Michael Torrice, author of the article “Remembering Without Knowing It”, asks you to try the following trick at home. Have a friend remove an object from a room that you are very familiar with – and then see if you can uncover what object they took away. There is an extremely high likelihood, according to Torrice, that your eyes will naturally fixate on the spot where the missing item used to be. Even if your mind hasn’t identified the missing item, your brain knows what (and where) it was.

Little is still known about the process the mind uses to gather relational memory from its multiple sources, but this does not diminish the proof that it occurs.

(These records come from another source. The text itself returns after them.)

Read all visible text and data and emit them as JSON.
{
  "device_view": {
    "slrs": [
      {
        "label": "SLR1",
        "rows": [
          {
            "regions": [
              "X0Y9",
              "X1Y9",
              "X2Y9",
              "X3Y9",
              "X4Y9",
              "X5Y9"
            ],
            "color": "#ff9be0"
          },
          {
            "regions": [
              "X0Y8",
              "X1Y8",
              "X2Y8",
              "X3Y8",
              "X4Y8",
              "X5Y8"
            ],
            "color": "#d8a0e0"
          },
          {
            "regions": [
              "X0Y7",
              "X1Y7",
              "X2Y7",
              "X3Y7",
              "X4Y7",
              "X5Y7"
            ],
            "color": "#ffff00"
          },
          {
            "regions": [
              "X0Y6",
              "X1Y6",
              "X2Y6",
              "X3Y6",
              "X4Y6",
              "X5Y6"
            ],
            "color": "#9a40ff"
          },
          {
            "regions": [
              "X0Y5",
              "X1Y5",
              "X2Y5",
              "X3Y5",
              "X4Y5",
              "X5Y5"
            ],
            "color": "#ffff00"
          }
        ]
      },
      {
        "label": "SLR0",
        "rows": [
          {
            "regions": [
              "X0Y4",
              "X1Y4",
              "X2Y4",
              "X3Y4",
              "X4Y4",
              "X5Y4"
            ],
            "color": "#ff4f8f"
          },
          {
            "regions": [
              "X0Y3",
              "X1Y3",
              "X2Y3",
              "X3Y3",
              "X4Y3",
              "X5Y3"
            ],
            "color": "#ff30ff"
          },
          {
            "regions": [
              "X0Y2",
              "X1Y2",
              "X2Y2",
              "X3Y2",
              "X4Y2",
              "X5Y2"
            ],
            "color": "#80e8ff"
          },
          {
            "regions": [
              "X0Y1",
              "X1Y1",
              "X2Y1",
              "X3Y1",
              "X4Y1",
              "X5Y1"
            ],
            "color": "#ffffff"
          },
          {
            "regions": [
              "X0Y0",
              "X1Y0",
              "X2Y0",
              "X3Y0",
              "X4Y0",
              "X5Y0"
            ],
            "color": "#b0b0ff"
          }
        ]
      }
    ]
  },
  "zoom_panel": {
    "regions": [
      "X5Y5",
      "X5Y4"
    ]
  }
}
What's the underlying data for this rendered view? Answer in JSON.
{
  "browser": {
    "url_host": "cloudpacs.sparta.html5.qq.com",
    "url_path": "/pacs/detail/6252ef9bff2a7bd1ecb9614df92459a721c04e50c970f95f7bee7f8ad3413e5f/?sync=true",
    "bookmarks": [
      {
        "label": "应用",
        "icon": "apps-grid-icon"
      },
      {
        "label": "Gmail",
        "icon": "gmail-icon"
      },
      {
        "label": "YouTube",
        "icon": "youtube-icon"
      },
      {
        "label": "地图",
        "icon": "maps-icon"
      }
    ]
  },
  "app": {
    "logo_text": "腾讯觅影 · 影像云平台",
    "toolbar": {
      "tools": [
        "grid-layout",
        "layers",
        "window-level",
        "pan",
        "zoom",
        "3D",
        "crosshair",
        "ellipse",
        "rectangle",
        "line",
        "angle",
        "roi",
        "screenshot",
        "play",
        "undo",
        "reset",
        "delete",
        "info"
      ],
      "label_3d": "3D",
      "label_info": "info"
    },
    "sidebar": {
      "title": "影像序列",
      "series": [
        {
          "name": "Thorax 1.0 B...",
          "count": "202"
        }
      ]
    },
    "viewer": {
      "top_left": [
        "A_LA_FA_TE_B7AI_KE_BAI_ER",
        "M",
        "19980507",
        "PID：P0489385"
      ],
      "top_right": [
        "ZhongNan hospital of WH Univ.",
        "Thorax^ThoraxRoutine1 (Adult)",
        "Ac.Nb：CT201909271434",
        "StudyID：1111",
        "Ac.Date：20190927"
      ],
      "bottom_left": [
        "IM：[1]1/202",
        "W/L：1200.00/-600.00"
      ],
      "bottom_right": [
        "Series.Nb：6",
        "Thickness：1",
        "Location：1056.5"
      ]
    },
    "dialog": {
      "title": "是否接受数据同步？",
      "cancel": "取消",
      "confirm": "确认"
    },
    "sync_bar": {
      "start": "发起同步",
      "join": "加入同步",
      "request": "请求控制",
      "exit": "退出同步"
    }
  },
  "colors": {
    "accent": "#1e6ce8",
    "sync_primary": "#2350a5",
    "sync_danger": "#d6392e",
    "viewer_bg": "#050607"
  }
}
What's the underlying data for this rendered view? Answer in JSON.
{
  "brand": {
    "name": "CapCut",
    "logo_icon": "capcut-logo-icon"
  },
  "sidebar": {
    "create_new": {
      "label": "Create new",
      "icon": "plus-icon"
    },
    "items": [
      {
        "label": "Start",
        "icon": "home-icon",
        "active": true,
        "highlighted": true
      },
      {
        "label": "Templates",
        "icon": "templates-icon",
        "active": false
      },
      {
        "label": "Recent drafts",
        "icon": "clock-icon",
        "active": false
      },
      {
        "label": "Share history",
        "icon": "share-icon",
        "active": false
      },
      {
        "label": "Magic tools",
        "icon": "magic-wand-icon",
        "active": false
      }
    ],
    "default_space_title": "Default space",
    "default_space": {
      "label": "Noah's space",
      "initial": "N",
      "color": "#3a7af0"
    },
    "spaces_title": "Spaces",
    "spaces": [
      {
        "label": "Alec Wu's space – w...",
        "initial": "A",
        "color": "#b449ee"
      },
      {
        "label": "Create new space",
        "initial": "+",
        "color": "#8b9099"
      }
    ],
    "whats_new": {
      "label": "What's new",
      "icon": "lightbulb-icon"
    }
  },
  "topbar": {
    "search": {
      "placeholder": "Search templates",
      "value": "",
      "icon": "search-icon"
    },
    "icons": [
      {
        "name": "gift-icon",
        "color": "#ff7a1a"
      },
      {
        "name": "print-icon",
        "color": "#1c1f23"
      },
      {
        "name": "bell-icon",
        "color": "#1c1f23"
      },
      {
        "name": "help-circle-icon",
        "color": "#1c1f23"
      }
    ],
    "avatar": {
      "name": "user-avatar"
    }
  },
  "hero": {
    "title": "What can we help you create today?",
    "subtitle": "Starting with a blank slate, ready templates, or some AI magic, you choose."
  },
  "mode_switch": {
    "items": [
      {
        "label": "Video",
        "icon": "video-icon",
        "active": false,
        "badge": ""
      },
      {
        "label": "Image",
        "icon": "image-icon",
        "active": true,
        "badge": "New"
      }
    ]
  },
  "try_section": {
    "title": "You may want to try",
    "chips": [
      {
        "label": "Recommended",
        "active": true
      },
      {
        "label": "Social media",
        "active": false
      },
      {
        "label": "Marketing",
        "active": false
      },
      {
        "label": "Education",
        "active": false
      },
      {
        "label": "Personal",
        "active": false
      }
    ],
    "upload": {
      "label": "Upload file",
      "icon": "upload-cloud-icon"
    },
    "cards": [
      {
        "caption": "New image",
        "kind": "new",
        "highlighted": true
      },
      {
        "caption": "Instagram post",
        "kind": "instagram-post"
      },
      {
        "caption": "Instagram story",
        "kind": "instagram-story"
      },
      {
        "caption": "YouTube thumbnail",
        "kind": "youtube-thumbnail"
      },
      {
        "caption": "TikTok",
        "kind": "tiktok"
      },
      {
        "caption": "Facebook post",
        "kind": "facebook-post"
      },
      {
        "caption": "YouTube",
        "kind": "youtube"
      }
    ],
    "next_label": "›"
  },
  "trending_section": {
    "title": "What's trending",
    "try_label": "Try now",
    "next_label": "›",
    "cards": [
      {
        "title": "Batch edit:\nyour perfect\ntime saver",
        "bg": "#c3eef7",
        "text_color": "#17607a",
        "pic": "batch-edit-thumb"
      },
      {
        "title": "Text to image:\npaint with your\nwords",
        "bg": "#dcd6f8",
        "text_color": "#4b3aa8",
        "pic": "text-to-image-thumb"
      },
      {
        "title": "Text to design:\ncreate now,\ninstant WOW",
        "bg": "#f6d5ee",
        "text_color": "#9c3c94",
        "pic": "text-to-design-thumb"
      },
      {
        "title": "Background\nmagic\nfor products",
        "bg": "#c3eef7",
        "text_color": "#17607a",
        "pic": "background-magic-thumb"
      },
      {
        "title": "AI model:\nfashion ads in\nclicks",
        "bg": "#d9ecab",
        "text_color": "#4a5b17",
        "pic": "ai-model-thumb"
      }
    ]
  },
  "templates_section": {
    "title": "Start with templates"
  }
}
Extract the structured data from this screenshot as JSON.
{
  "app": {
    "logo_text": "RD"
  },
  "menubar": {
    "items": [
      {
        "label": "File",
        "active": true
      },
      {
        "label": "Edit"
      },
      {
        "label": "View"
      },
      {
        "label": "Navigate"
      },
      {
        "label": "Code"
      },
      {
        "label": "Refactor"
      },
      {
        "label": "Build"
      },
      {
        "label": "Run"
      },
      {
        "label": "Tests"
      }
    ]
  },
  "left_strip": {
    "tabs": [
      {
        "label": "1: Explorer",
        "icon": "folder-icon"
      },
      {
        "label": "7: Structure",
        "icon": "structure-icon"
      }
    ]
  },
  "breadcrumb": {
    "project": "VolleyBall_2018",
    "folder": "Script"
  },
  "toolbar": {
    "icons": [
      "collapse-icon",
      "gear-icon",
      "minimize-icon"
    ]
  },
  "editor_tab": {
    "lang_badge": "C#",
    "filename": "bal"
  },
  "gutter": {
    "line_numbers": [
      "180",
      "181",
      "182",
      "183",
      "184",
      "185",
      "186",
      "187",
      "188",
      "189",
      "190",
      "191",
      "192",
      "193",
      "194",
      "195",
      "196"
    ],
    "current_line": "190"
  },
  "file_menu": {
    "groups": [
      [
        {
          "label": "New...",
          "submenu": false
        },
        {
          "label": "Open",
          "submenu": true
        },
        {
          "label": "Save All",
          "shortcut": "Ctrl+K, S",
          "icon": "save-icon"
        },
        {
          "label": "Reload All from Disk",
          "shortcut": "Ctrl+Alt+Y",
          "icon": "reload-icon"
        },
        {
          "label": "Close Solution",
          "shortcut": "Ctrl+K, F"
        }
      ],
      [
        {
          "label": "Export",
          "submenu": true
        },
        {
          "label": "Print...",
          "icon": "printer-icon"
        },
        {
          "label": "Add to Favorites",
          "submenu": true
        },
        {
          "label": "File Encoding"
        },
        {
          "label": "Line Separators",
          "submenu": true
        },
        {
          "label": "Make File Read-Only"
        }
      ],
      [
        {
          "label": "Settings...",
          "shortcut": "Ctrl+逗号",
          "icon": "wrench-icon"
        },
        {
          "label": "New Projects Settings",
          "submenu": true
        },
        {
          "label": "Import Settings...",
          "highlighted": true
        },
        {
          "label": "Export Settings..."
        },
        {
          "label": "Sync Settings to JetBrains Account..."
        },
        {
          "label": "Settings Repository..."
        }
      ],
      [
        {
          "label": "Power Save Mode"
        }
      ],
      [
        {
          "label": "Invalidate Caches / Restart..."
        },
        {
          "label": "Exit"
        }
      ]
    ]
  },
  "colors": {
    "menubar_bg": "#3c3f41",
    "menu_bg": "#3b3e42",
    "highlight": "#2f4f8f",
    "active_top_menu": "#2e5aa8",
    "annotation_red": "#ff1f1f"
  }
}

Studies performed by cognitive neurologists Hannula and Ranganath, of the University of California, used magnetic resonance imaging to measure changes occurring in the brain when volunteers participated in their picture-pairing study. Volunteers were shown 216 pairs of pictures, each grouped a person’s face with a scene (such as the Grand Canyon).

Amazingly, even when the subject picked the incorrect face, their hippocampus was notably more active when their eyes were looking at the correct face. In these cases, the mind ‘knew’, but the correlation wasn’t made consciously.

Hannula and Ranganath also observed that when the volunteers actually made correct choices, their pre-fontal cortex lit up significantly. This helped them to surmise that relational […]

By |April 30th, 2013|Blog, Lifestyles/ Travel, Mindsets|0 Comments

The Big Hairy, Scary Monster

‘Lights out’ was the scariest part of the day for me growing up. When my parents called those two dreaded words, I knew ‘he’ was waiting.  Just under the bed.

I’d stand with my little hand on the light-switch staring at my target landing spot on the bed. Then, once I’d worked up enough courage, I’d flick the switch off. Simultaneous to this I was in full sprint across the bedroom floor, preparing to perform an aerodynamic bed-dive.

As long as I was airborne within a few feet of the bed, ‘he’ (the big hairy scary monster living under my bed at night) couldn’t get me. ‘He’ ruled my bedroom floor at night, but was confined to a space under my bed. As long as my feet never touched the floor at night I was safe.

Now that I’m grown I realize that there are still Big Hairy, Scary Monsters around.  They hide in different places and specialize in tormenting adults.They may be hidden in the bosses office, the cubicle next to us, in our kid’s teacher’s desks,  or even in our teenager’s bedrooms. They can be anywhere.

They don’t grab us in the dark (like my childhood monster did), these adult-breed monsters rule in very different ways. The Big Hairy, Scary Monsters that haunt adults are the fears we haven’t yet faced, the problems we shy away from confronting and the situations and people we avoid for fear of the outcome.

It’s time we slay these monsters. Step one in the process is to ‘give them a name.’

Monster recognition is half of the battle.

 

By |January 11th, 2013|Blog, Mindsets|0 Comments